I thank him for those rare souls who lift us when we are laid low by the sheer envy and malice by which some people poison their lives and the lives of others. I thank Him for the people I meet every day who light up the world with simple gestures of humanity and decency. I thank Him for the fragments of light he has scattered in so many lives, in the kindness of strangers and the unexpected touch of souls across the boundaries that once divided people and made them fearful of one another.
I thank Him for the gift of being born a Jew, despite all the persecutions visited on our people, often in the name of the same G-d my ancestors worshipped and to whom they dedicated their lives. I thank Him for the transformation of the relationship between Jews and Christians that has happened in my lifetime, and for the gift of coming to know people from so many different faiths, each of which has given something utterly unique to humanity.
I thank Him for Beethoven’s late quartets and Shakespeare’s prose and Rembrandt’s portraits. Rabbi Abraham Kook, chief rabbi of what was then Palestine, once said that G-d took some of the light of the first day of creation and gave it to Rembrandt who put it into his paintings. I thank Him for the first cup of coffee in the morning and the I-pod I've almost learned how to use (another year or two should do it), for Morgan Freeman's voice and Woody Allen’s humour, for 2B pencils and wide-lined notepads, for bookshops and a forgiving wife.
I thank Him for the atheists and agnostics who keep believers from believing the unbelievable, forcing us to prove our faith by the beauty and grace we bring into the world. I thank him for all the defeats and failures that make leadership so difficult, because the hard things are the only ones worth doing, and because all genuine achievement involves taking risks, making mistakes, and never giving up.
I thank Him for the gift of faith, which taught me to see the dazzling goodness and grace that surround us if only we open our eyes and minds. I thank Him for helping me understand that faith is not certainty but the courage to live with uncertainty; not a destination but the journey itself. I thank Him for allowing me to thank Him, for without gratitude there is no happiness, only the fleeting distraction of passing pleasures that grow ever less consequential with the passing years.
Oscar Wilde was right when he defined a cynic as one who knows the price of everything and the value of nothing. The richer Britain became, the more cynical it grew. It put its faith in a financial house of cards. It looked at house prices and thought itself rich. It created the religion of shopping, whose original sin was not having this year's model or must-have, and whose salvation lay in spending money you don’t have, to buy things you don’t need, for the sake of a happiness that doesn’t last.

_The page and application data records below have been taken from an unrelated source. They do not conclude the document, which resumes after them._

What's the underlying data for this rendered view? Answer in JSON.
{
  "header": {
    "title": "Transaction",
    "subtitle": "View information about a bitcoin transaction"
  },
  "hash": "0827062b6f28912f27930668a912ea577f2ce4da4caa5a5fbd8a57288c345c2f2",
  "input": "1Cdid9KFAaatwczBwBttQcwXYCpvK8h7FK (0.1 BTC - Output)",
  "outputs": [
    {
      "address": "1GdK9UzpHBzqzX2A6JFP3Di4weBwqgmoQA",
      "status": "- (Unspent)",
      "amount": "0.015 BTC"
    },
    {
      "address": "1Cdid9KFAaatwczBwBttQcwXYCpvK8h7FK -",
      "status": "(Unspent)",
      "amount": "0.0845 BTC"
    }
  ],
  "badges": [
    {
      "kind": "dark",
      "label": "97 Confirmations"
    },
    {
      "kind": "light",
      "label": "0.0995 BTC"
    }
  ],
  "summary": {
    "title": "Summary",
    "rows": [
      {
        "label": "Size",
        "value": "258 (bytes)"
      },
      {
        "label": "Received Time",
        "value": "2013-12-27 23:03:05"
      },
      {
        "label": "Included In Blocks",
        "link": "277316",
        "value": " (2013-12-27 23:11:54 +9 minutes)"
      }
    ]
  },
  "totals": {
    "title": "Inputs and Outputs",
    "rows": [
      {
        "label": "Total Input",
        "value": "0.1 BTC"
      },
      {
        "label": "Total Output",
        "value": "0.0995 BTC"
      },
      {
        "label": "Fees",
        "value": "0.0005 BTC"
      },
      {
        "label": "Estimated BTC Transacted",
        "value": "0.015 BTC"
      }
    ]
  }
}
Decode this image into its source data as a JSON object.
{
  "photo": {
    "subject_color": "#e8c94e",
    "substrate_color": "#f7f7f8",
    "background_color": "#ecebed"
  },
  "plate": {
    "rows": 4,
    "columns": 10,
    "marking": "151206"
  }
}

Rarely was a faith more seductive or addictive. The wake-up call, which is what the recession is, came just in time. So next year, let's enjoy joy itself, which unlike its gift-wrapped, instantly obsolete substitutes, is given freely to all those who bid it welcome.